The irony came as I conducted my quick, daily review of local and national media headlines. I found story after story about violence against women:
- 3 Ohio Women Reunited with Family
- Man Charged with Attempted Murder after Throwing Girlfriend Out Window
- Police Seek Man Accused of Abducting Ex-Girlfriend
Rarely does a day go by that a story of domestic or sexual violence isn’t front-page news. Yet we must all keep in mind that these crimes remain two of the most underreported of all crimes and only a small percentage of those crimes that are actually reported make front-page news.
So how can our federal legislators continue to turn their backs on this problem? How could they find a fix for the FAA for flight delays but not for the thousands of victims in great need – those whose daily safety is at risk? The estimate by multiple agencies (Campaign for Funding to End Domestic Violence and Sexual Assault) puts the number at over 100,000 victims left un-served. In the National Domestic Violence Counts Census Day over 64,000 adults and children received services from domestic violence programs and over 10,000 individuals on that one-day alone were un-served due to lack of resources (Funding Challenges for Domestic Violence Programs: The Impact on Victims).

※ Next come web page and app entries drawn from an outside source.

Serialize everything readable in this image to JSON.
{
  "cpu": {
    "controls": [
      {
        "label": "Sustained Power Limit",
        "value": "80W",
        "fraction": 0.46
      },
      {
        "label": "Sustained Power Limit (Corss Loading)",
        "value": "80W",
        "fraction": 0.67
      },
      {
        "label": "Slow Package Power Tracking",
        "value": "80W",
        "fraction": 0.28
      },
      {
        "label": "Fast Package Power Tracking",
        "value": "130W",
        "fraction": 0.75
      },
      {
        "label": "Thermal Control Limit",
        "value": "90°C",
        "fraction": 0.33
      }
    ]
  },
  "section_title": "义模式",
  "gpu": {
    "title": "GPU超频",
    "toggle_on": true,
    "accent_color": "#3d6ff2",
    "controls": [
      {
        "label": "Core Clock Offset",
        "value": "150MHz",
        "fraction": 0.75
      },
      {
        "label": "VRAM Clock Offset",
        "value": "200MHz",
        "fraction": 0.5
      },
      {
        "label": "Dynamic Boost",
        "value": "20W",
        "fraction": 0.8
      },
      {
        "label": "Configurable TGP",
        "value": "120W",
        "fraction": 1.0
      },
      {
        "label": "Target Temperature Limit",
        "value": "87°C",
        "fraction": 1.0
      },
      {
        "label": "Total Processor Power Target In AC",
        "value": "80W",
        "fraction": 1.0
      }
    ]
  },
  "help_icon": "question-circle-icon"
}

And the Federal Government, the employer of the U.S. Military, is also failing to provide a safety net for sexual assault victims within the military and that is before any funding cuts: Military Plagued by Sexual Assaults. Research has continued to show time and time again that the military is not providing protection for its female military members. Sequestration cuts will only make bringing an end to this epidemic of abuse even more difficult. The Department of Defense appears to already be holding back on the hiring of sexual assault response coordinators
Sequestration cuts to domestic and sexual violence services is a re-victimization of an already vulnerable population. It allows for the sad stories like sexual assault by top military officials, local men attempting to kill or kidnap their partners and the unimaginable life of three women being held captive for years to continue to make headlines.
As we continue to have difficult discussions at HAVEN about how our local budget could impact the needs of survivors please remember to continue to talk about the need for safety and support for victims within your own circles. And please contact your elected officials and urge them to act now to reach a solution to avoid these devastating cuts. Awareness is key now more than ever.